Each week I try to write something about someone or how the arts in all its forms are alive and well in Maumelle. The goal is to try to bring together like-minded individuals in an effort to increase awareness of arts activities in Maumelle. But is art really important to community? Would we notice a difference in the community or world if there were no artists? What would life be like with no music lessons, dance lessons, art classes, photography and video classes, theater or any other type of arts? What would we really be missing?
In order to really look at those questions, let’s take a look at how art affects children. Perhaps we should broaden that a little first and talk about children at play. Children do not play for the same reason that adults play. For an adult, it is often to get away from our day-to-day work. We want to do something different. We work so we can have a weekend. Maria Montessori and other researchers in early childhood development have stated that “play is the child’s work”. Play, they say, is the way a child prepares him of herself for the adult world.
The next time your children or other children are “playing” (particularly of a pre-school age), observe them without interfering for a while. Watch how they use their imaginations to create scenarios, generate rules, solve problems and in many ways figure out how to be social and interact with others. This is their work. Often, as a parent or caregiver, we want to jump in and solve a problem or create an adult rule for play. Obviously, if someone is in harm’s way, we may need to intervene. If there is a minor problem, watch how the children solve it on their own. It can be quite fascinating to watch and you might learn that, as a parent, you can intervene less often.
So now let us add artistic endeavors. It is important to allow young children the opportunity to explore freely with art. Like everything, some will be more interested in it than others. Some will want to stay “within the lines” and some will not. Each child develops at a different pace and with different interests. It is important to not compare our children to one another with phrases like “Look how well Susie stays within the lines. Don’t you want to do that, too?” It might be more important for your child to explore all the different colors and shapes their little imagination can create.
While I might take up the whole paper to write about how children learn and how the arts can be important to that process, I will point the reader towards various Internet searches on the subject of children and art or play.
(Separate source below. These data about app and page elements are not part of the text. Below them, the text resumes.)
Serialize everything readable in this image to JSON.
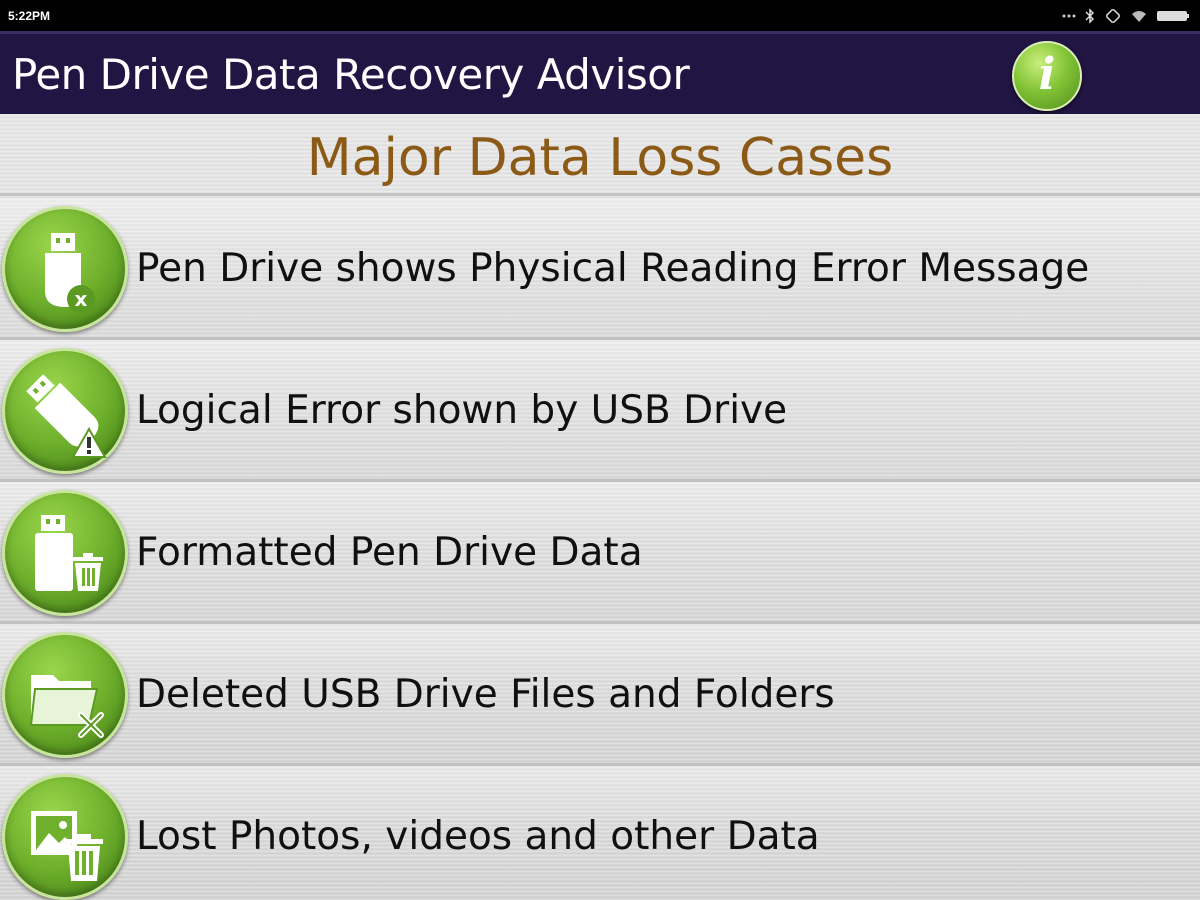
{
  "status_bar": {
    "time": "5:22PM",
    "icons": [
      "more-dots-icon",
      "bluetooth-icon",
      "rotation-icon",
      "wifi-icon",
      "battery-icon"
    ]
  },
  "app_bar": {
    "title": "Pen Drive Data Recovery Advisor",
    "info_icon": "info-icon",
    "info_glyph": "i",
    "background_color": "#211544",
    "accent_green": "#6fb02c"
  },
  "section": {
    "title": "Major Data Loss Cases",
    "title_color": "#8b5a16"
  },
  "cases": [
    {
      "label": "Pen Drive shows Physical Reading Error Message",
      "icon": "usb-error-icon"
    },
    {
      "label": "Logical Error shown by USB Drive",
      "icon": "usb-warning-icon"
    },
    {
      "label": "Formatted Pen Drive Data",
      "icon": "usb-trash-icon"
    },
    {
      "label": "Deleted USB Drive Files and Folders",
      "icon": "folder-delete-icon"
    },
    {
      "label": "Lost Photos, videos and other Data",
      "icon": "photo-trash-icon"
    }
  ]
}
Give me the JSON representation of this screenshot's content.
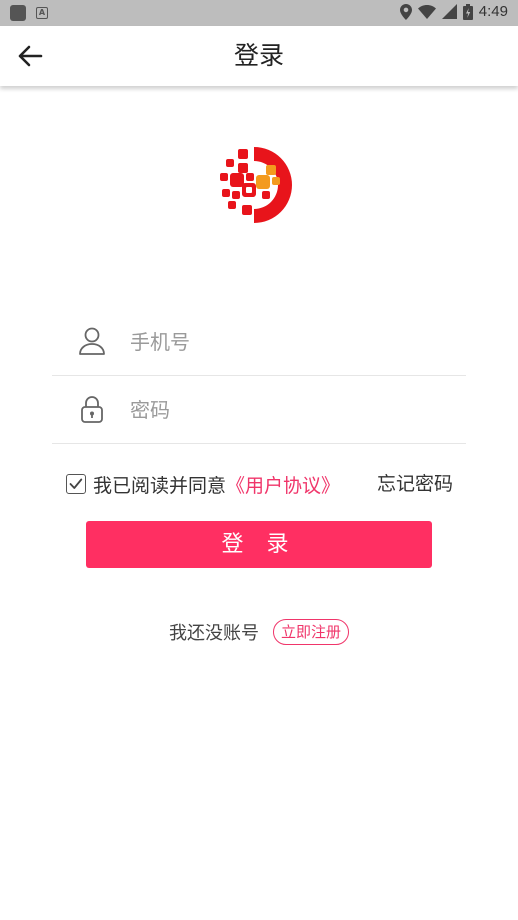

Without the arts, there would be no New Orleans and jazz, no Broadway in New York, no Branson, and for that matter, all of our sporting stadiums would look exactly the same. Arts in all its forms can help bring identity to a community. While Maumelle is not Broadway or New Orleans, we can bring certain parts of that to our cultural experience. We can develop an arts community that may even be part of our image as a potential destination for tourists or families looking for a place to live. I want to hear from you, the citizens of Maumelle, about how you think we can make the arts community a more vibrant important part of our city image. E-mail me with your thoughts and ideas. Be creative. Color outside the lines for a little while!
Mark your Calendars
Feb. 8, 2013 5 — 8 p.m. “Phenomena of Change”
200 East Third Street
Little Rock, AR
Maumelle artist, Mary Ann Stafford is one of the featured artists at this event. She takes inspiration from her home state of Arkansas and works primarily in pastels, ink, color pencils and other media that enhances her fundamental method — drawing.
She will also be one of 146 artists at the 5th Annual Delta Visual Arts Show in Newport, Arkansas on Feb. 23, from 10 a.m. — 6 p.m.
Remember to let us know about your event or organization so we can give it a place in a Spotlight on the Arts feature story or calendar. Contact me at firstname.lastname@example.org.